Blake has performed for more than 60 years. He was in Johnny Cash's band and played on Bob Dylan's 'Nashville Skyline' album. Now 77, his new album is called 'Wood, Wire and Words.' John Powers reviews 'A Little Life,' a novel by Hanya Yanagihara.
Daniel Genis, son of Soviet emigre writer Alexander Genis, served 10 years for armed robbery. The crimes fueled his heroin addiction. "It was so obvious I didn't fit in," he says. Kevin Whitehead says saxophonist Tony Malaby's new quartet brings out his rowdy side.
In Dan Torday's 'The Last Flight of Poxl West,' a Jewish refugee tells his heroic World War II story in a best-selling -- and partly fabricated -- memoir. Classical music critic Lloyd Schwartz says one company in France is remastering old records in a revolutionary way. TV critic David Bianculli addresses the downside of binge watching.
In his new memoir, Frank describes how early in politics he feared people would "draw inferences" that he was gay if he supported gay rights.
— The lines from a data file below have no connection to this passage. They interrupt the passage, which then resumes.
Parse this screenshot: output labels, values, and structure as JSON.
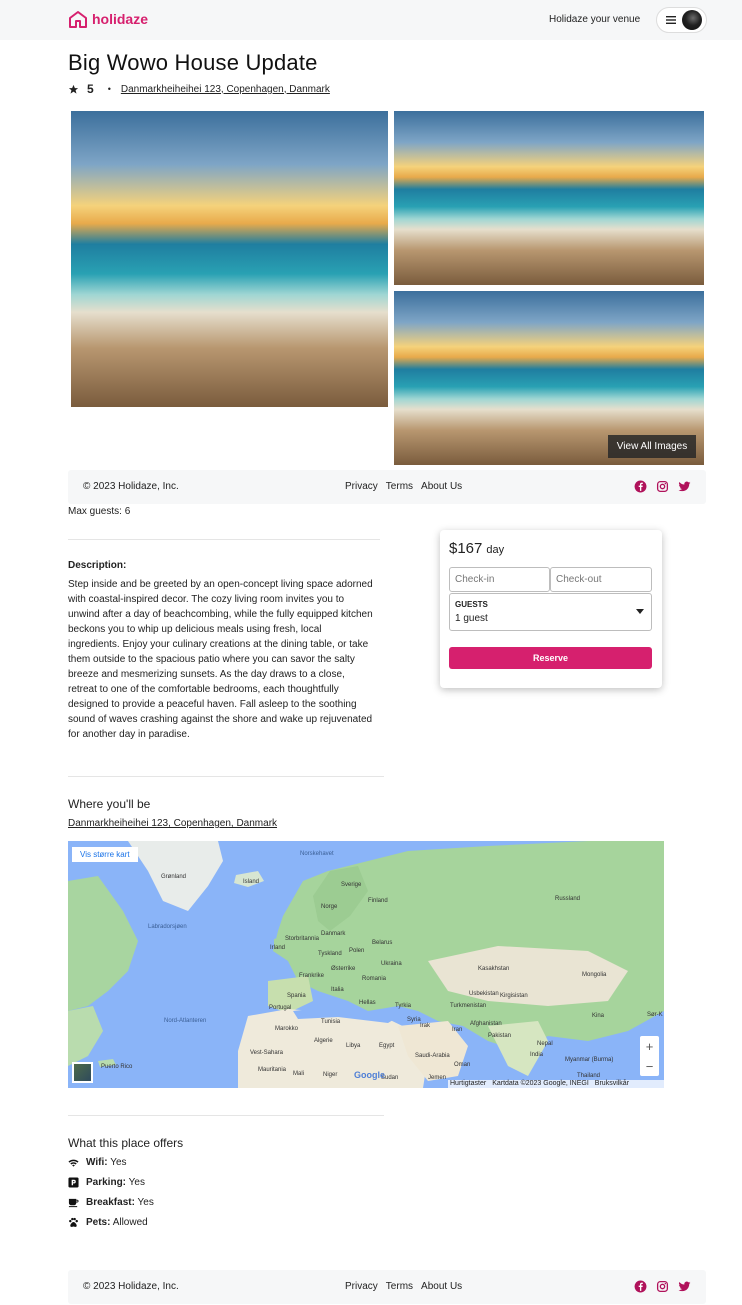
{
  "header": {
    "brand": "holidaze",
    "host_link": "Holidaze your venue",
    "menu_icon": "hamburger-icon",
    "avatar_icon": "avatar"
  },
  "venue": {
    "title": "Big Wowo House Update",
    "rating": "5",
    "separator": "•",
    "address": "Danmarkheiheihei 123, Copenhagen, Danmark",
    "view_all_images": "View All Images",
    "max_guests": "Max guests: 6",
    "description_label": "Description:",
    "description": "Step inside and be greeted by an open-concept living space adorned with coastal-inspired decor. The cozy living room invites you to unwind after a day of beachcombing, while the fully equipped kitchen beckons you to whip up delicious meals using fresh, local ingredients. Enjoy your culinary creations at the dining table, or take them outside to the spacious patio where you can savor the salty breeze and mesmerizing sunsets. As the day draws to a close, retreat to one of the comfortable bedrooms, each thoughtfully designed to provide a peaceful haven. Fall asleep to the soothing sound of waves crashing against the shore and wake up rejuvenated for another day in paradise."
  },
  "booking": {
    "price": "$167",
    "per": "day",
    "checkin_placeholder": "Check-in",
    "checkout_placeholder": "Check-out",
    "guests_label": "GUESTS",
    "guests_value": "1 guest",
    "reserve_label": "Reserve"
  },
  "location": {
    "title": "Where you'll be",
    "address": "Danmarkheiheihei 123, Copenhagen, Danmark",
    "map": {
      "larger_map_label": "Vis større kart",
      "zoom_in": "+",
      "zoom_out": "−",
      "google": "Google",
      "shortcuts": "Hurtigtaster",
      "map_data": "Kartdata ©2023 Google, INEGI",
      "terms": "Bruksvilkår",
      "labels": [
        "Grønland",
        "Island",
        "Sverige",
        "Finland",
        "Norge",
        "Russland",
        "Labradorsjøen",
        "Storbritannia",
        "Danmark",
        "Irland",
        "Belarus",
        "Tyskland",
        "Polen",
        "Ukraina",
        "Frankrike",
        "Østerrike",
        "Romania",
        "Kasakhstan",
        "Mongolia",
        "Spania",
        "Italia",
        "Portugal",
        "Hellas",
        "Tyrkia",
        "Usbekistan",
        "Kirgisistan",
        "Turkmenistan",
        "Nord-Atlanteren",
        "Marokko",
        "Tunisia",
        "Syria",
        "Irak",
        "Iran",
        "Afghanistan",
        "Kina",
        "Sør-K",
        "Algerie",
        "Libya",
        "Egypt",
        "Pakistan",
        "Vest-Sahara",
        "Mauritania",
        "Mali",
        "Niger",
        "Saudi-Arabia",
        "Nepal",
        "India",
        "Myanmar (Burma)",
        "Puerto Rico",
        "Sudan",
        "Jemen",
        "Oman",
        "Thailand",
        "Norskehavet"
      ]
    }
  },
  "offers": {
    "title": "What this place offers",
    "items": [
      {
        "icon": "wifi-icon",
        "label": "Wifi:",
        "value": "Yes"
      },
      {
        "icon": "parking-icon",
        "label": "Parking:",
        "value": "Yes"
      },
      {
        "icon": "coffee-icon",
        "label": "Breakfast:",
        "value": "Yes"
      },
      {
        "icon": "paw-icon",
        "label": "Pets:",
        "value": "Allowed"
      }
    ]
  },
  "footer": {
    "copyright": "© 2023 Holidaze, Inc.",
    "links": [
      "Privacy",
      "Terms",
      "About Us"
    ],
    "socials": [
      "facebook-icon",
      "instagram-icon",
      "twitter-icon"
    ]
  },
  "colors": {
    "brand": "#d6206e",
    "social": "#b0125b",
    "header_bg": "#f6f7f8"
  }
}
But his drive to fight discrimination was stronger. Ken Tucker reviews Brandi Carlile's album 'The Firewatcher's Daughter.'
Actor Jonathan Banks and writer/co-creator Peter Gould discuss 'Better Call Saul,' the prequel spin-off of 'Breaking Bad.' Ken Tucker reviews James McMurtry's album 'Complicated Game,' and America's Test Kitchen shares their tricks for more flavorful vegetarian dishes.
Songwriters Barry Mann and Cynthia Weil have been a team (and husband and wife) for more than 50 years. Terry spoke to them in 2000 when they were portrayed in the Broadway musical 'Beautiful.' Drummer Hal Blaine of 'The Wrecking Crew' was featured on thousands of records and over 40 number one hits. A new documentary tells the story of the Crew's success. David Edelstein reviews the independent horror film 'It Follows.'
Fenton Johnson says that while alone, people can "find the richest possible ways of being in the world." He's lived alone for more than 20 years. His Harper's article describes his pursuit in solitude. Maureen Corrigan reviews two memoirs. Historian Lee Jackson talks about the filth of Victorian-era London. Linguist Geoff Nunberg tells us about one Wikipedia editor who has decided to eliminate the phrase “comprised of" from thousands of entries.
Author George Hodgman talks about leaving his home in Manhattan to take care of his 91 year old mother in his hometown, Paris, Missouri. His new memoir is called 'Bettyville.' Also rock historian Ed Ward tells us the story of The Hollies.
Jack Bishop and Bridget Lancaster of America's Test Kitchen share their favorite vegetarian recipes. Also we remember documentary filmmaker Albert Maysles.
The new show's co-creator says it became a writer's room joke on 'Breaking Bad' that if something didn't fit it would go on the Saul Goodman show, or what is now AMC's 'Better Call Saul.' Ken Tucker reviews 'Complicated Game' by James McMurtry.
Fresh Air Weekend: Larry David on his new Broadway play, the creators of the web series 'High Maintenance' and writer Chris Offutt on his father, who wrote over 400 books, mostly pornography.